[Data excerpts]
☆ ☆ ☆ ☆ ☆ ☆ ☆
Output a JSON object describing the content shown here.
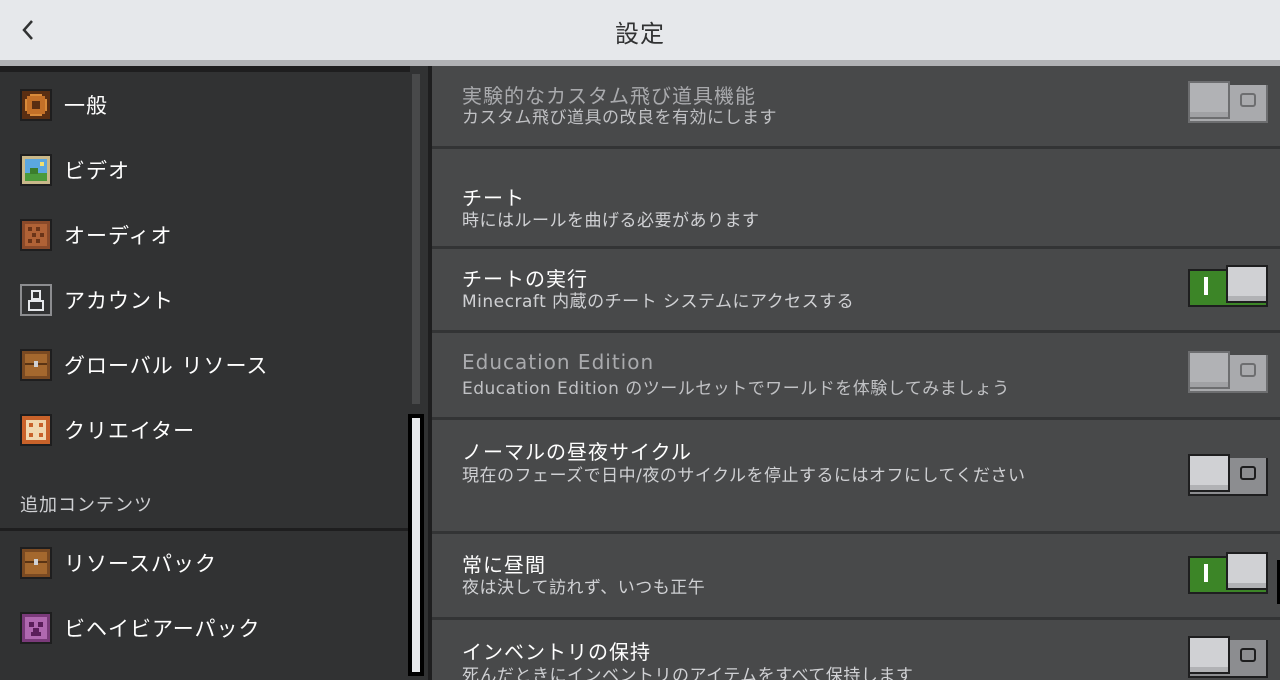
{
  "header": {
    "title": "設定"
  },
  "sidebar": {
    "items": [
      {
        "label": "一般",
        "icon": "gear-icon"
      },
      {
        "label": "ビデオ",
        "icon": "picture-icon"
      },
      {
        "label": "オーディオ",
        "icon": "noteblock-icon"
      },
      {
        "label": "アカウント",
        "icon": "person-icon"
      },
      {
        "label": "グローバル リソース",
        "icon": "chest-icon"
      },
      {
        "label": "クリエイター",
        "icon": "dice-icon"
      }
    ],
    "section_header": "追加コンテンツ",
    "content_items": [
      {
        "label": "リソースパック",
        "icon": "chest-icon"
      },
      {
        "label": "ビヘイビアーパック",
        "icon": "creeper-icon"
      }
    ]
  },
  "settings": [
    {
      "title": "実験的なカスタム飛び道具機能",
      "desc": "カスタム飛び道具の改良を有効にします",
      "toggle": "off",
      "disabled": true
    },
    {
      "title": "チート",
      "desc": "時にはルールを曲げる必要があります",
      "toggle": null
    },
    {
      "title": "チートの実行",
      "desc": "Minecraft 内蔵のチート システムにアクセスする",
      "toggle": "on"
    },
    {
      "title": "Education Edition",
      "desc": "Education Edition のツールセットでワールドを体験してみましょう",
      "toggle": "off",
      "disabled": true
    },
    {
      "title": "ノーマルの昼夜サイクル",
      "desc": "現在のフェーズで日中/夜のサイクルを停止するにはオフにしてください",
      "toggle": "off"
    },
    {
      "title": "常に昼間",
      "desc": "夜は決して訪れず、いつも正午",
      "toggle": "on"
    },
    {
      "title": "インベントリの保持",
      "desc": "死んだときにインベントリのアイテムをすべて保持します",
      "toggle": "off"
    }
  ],
  "colors": {
    "header_bg": "#e6e8eb",
    "panel_bg": "#48494a",
    "sidebar_bg": "#313233",
    "toggle_on": "#3c8527"
  }
}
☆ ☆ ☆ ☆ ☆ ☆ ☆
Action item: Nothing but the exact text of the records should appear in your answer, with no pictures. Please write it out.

The answer:
Output a JSON object describing the content shown here.
{
  "header": {
    "title": "設定"
  },
  "sidebar": {
    "items": [
      {
        "label": "一般",
        "icon": "gear-icon"
      },
      {
        "label": "ビデオ",
        "icon": "picture-icon"
      },
      {
        "label": "オーディオ",
        "icon": "noteblock-icon"
      },
      {
        "label": "アカウント",
        "icon": "person-icon"
      },
      {
        "label": "グローバル リソース",
        "icon": "chest-icon"
      },
      {
        "label": "クリエイター",
        "icon": "dice-icon"
      }
    ],
    "section_header": "追加コンテンツ",
    "content_items": [
      {
        "label": "リソースパック",
        "icon": "chest-icon"
      },
      {
        "label": "ビヘイビアーパック",
        "icon": "creeper-icon"
      }
    ]
  },
  "settings": [
    {
      "title": "実験的なカスタム飛び道具機能",
      "desc": "カスタム飛び道具の改良を有効にします",
      "toggle": "off",
      "disabled": true
    },
    {
      "title": "チート",
      "desc": "時にはルールを曲げる必要があります",
      "toggle": null
    },
    {
      "title": "チートの実行",
      "desc": "Minecraft 内蔵のチート システムにアクセスする",
      "toggle": "on"
    },
    {
      "title": "Education Edition",
      "desc": "Education Edition のツールセットでワールドを体験してみましょう",
      "toggle": "off",
      "disabled": true
    },
    {
      "title": "ノーマルの昼夜サイクル",
      "desc": "現在のフェーズで日中/夜のサイクルを停止するにはオフにしてください",
      "toggle": "off"
    },
    {
      "title": "常に昼間",
      "desc": "夜は決して訪れず、いつも正午",
      "toggle": "on"
    },
    {
      "title": "インベントリの保持",
      "desc": "死んだときにインベントリのアイテムをすべて保持します",
      "toggle": "off"
    }
  ],
  "colors": {
    "header_bg": "#e6e8eb",
    "panel_bg": "#48494a",
    "sidebar_bg": "#313233",
    "toggle_on": "#3c8527"
  }
}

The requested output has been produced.